All in all, a splendid event.  I hope I don't have to wait eighty more years for another!


Unknown said...

I am interested in your thesis that "society is essentially, unavoidably ideologically encoded" and the necessary illusions/mystifications process. 1) I think the mystifying comes out of human interaction in the context of large numbers (large numbers of humans must interact through mystifications). Our emotional constitutions vary according to the numbers of persons we interact with and how frequently we interact with them. 2) To add some humour, you ought to call what you are describing "the veil of Mystification" and make it analogous to Rawls' veil of ignorance. But our original position is ideologically rooted and we conceive justice through conceptual lens that we do not control. We late-comers are slaves to our predecessors' most successful language-games. We put on the veil of mystification in order to think that we are acting justly in a capitalist society when we obey property laws. 3) Liberation of individuals from a mystified understanding of society must be the work of our whole species together, in arguing with and correcting each other continuously, and updating the historical record we must preserve for posterity to mean anything. 4) If our language is not free, and we are forced into certain points of view and not to see other possibilities, then poetry and drama are more appropriate means of liberation than science and experiment in this context. The species-wide appeal of Aristophanes or Shakespeare is what we get when literary genius connects with the world beyond which we have been ideologically enclosed. We witness a higher reality through a Henry Thoreau meditation at Walden, as he tries to escape the ideology of slavery that contaminated his everyday life. 5) Maybe your optimism is ideologically based as well. Maybe humanity does not need to live in reality because it can exist disconnected from it via shared mystifications. Our flight from reality is one of the defining features of religion, that undying rumour. 6) Take a look at The Media and Modernity by John Thompson, and the many works of Armand Mattelart on the history of communication. Communication evolves through the uncoupling of time and place, so that face to face talk is replaced by indirect forms of communication across time and space. The mediatization of society has made it more susceptible of mystification or for sharing such mystification widely, which seems a condition for its importance. The internet allows the uncoupling of person and thought, so that your blog can be your ticket to electronic immortality forever after. The uncoupling of knowledge and everyday consciousness is a prominent theme of Heidegger's Being and Time as well. Disconnection from reality is also important when the dentist is working on my teeth. So if mystification works for us, why can't you as a philosopher be pragmatic and accept that as what fallible and gullible human beings do with and to each other? To be human is not to be true to others, but in a state of bottomless mystification.

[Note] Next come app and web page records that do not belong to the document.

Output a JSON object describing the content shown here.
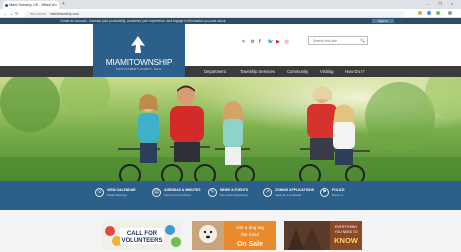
{
  "browser": {
    "tab_title": "Miami Township, OH - Official W...",
    "tab_close": "×",
    "new_tab": "+",
    "window_controls": "– ❐ ×",
    "back": "←",
    "forward": "→",
    "reload": "↻",
    "home": "⌂",
    "security_label": "Not secure",
    "url": "miamitownship.com"
  },
  "notice": {
    "text": "Create an Account - Increase your productivity, customize your experience, and engage in information you care about.",
    "sign_in": "Sign In"
  },
  "header": {
    "logo_name": "MIAMI",
    "logo_name2": "TOWNSHIP",
    "logo_sub": "MONTGOMERY COUNTY, OHIO",
    "social": [
      {
        "icon": "share-icon",
        "glyph": "<",
        "color": "#555555"
      },
      {
        "icon": "settings-icon",
        "glyph": "⚙",
        "color": "#555555"
      },
      {
        "icon": "facebook-icon",
        "glyph": "f",
        "color": "#3b5998"
      },
      {
        "icon": "twitter-icon",
        "glyph": "🐦",
        "color": "#1da1f2"
      },
      {
        "icon": "youtube-icon",
        "glyph": "▶",
        "color": "#e62117"
      },
      {
        "icon": "instagram-icon",
        "glyph": "◎",
        "color": "#c13584"
      }
    ],
    "search_placeholder": "Search this site",
    "search_icon": "🔍"
  },
  "nav": {
    "items": [
      "Department",
      "Township Services",
      "Community",
      "Visiting",
      "How Do I?"
    ]
  },
  "quick_links": [
    {
      "icon": "calendar-icon",
      "glyph": "⊙",
      "title": "VIEW CALENDAR",
      "subtitle": "Public Meetings"
    },
    {
      "icon": "agenda-icon",
      "glyph": "▤",
      "title": "AGENDAS & MINUTES",
      "subtitle": "Upcoming & Archived"
    },
    {
      "icon": "news-icon",
      "glyph": "✎",
      "title": "NEWS & EVENTS",
      "subtitle": "See what's happening"
    },
    {
      "icon": "zoning-icon",
      "glyph": "➚",
      "title": "ZONING APPLICATIONS",
      "subtitle": "Apply for a certificate"
    },
    {
      "icon": "police-icon",
      "glyph": "⚑",
      "title": "POLICE",
      "subtitle": "Report It"
    }
  ],
  "promos": [
    {
      "line1": "CALL FOR",
      "line2": "VOLUNTEERS"
    },
    {
      "line1": "Get a dog tag",
      "line2": "the mind",
      "line3": "On Sale"
    },
    {
      "line1": "EVERYTHING",
      "line2": "YOU NEED TO",
      "line3": "KNOW"
    }
  ],
  "colors": {
    "brand_blue": "#2c5f8a",
    "notice_bar": "#2f4c65",
    "nav_bar": "#3a3a3a",
    "quick_bar": "#2c5f8a"
  }
}
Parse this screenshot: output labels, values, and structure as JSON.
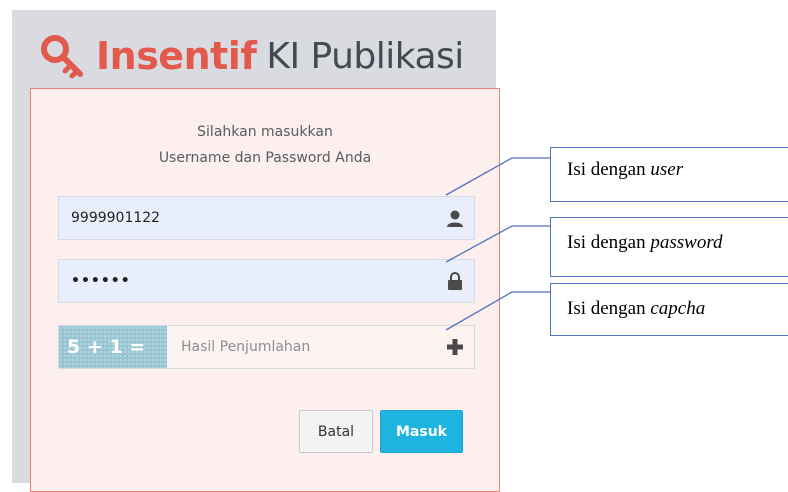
{
  "app": {
    "title_bold": "Insentif",
    "title_rest": "KI Publikasi",
    "brand_color": "#e25a4b"
  },
  "login": {
    "intro_line1": "Silahkan masukkan",
    "intro_line2": "Username dan Password Anda",
    "username_value": "9999901122",
    "password_value": "••••••",
    "captcha_question": "5 + 1 =",
    "captcha_placeholder": "Hasil Penjumlahan",
    "cancel_label": "Batal",
    "submit_label": "Masuk",
    "submit_color": "#1fb4e0",
    "icons": [
      "key-icon",
      "user-icon",
      "lock-icon",
      "plus-icon"
    ]
  },
  "callouts": [
    {
      "prefix": "Isi dengan ",
      "term": "user"
    },
    {
      "prefix": "Isi dengan ",
      "term": "password"
    },
    {
      "prefix": "Isi dengan ",
      "term": "capcha"
    }
  ]
}
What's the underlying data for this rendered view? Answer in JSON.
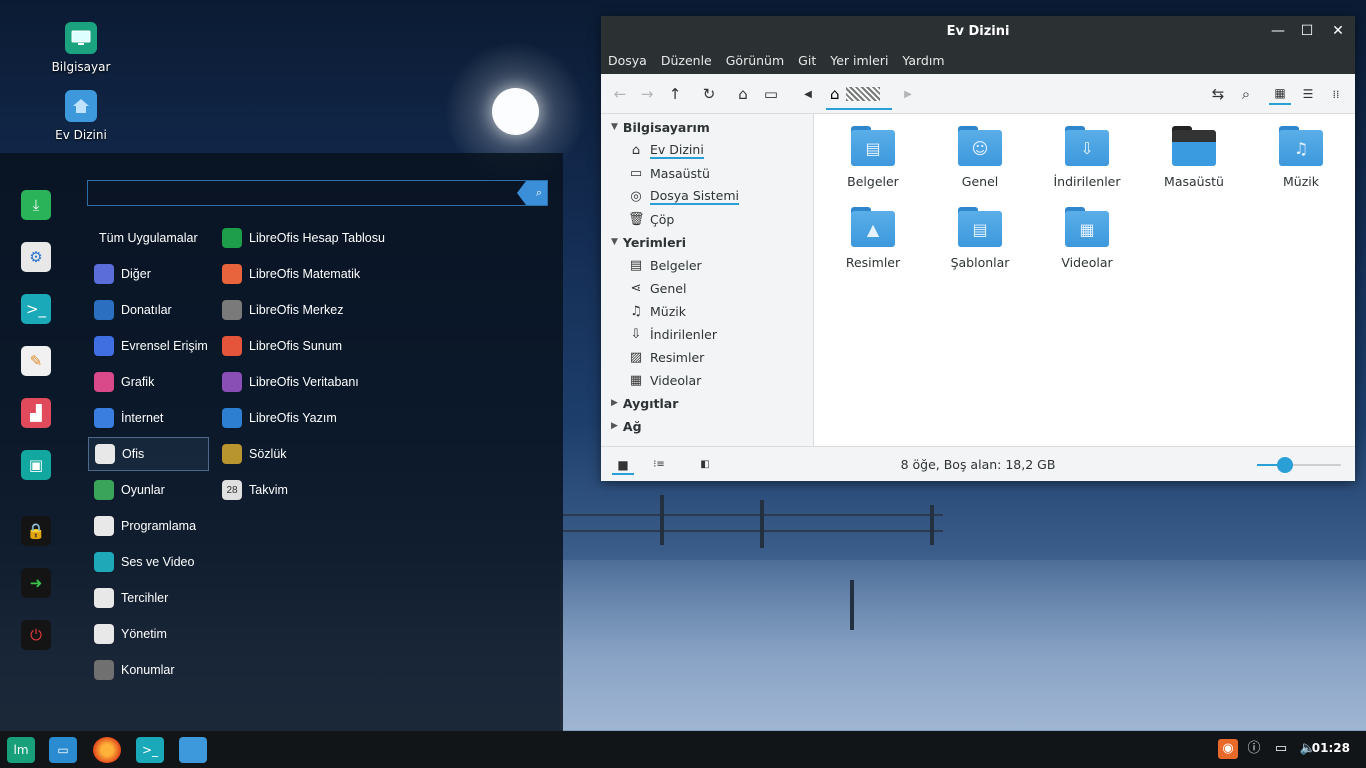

Unknown said...

Stephen said...

I appreciate the originality of Darrin Beattie's point, but I wonder if the recent history of South Africa (so much in the news right now, of course) falsifies this point. If anything, overcoming a racist system and achieving a significant advance against homophobia have seemed to further entrench economic inequality and a violent form of capitalism.

On the other hand, where I sit in Massachusetts, after longstanding progressive movements working a variety of social issues (from abolitionism to gay marriage) there seems to be an opening for economic issues now with the election of Elizabeth Warren, a gubernatorial candidate who backs single-payer healthcare, and a probable state minimum-wage increase in the near future. There's still a fight for every inch forward, of course.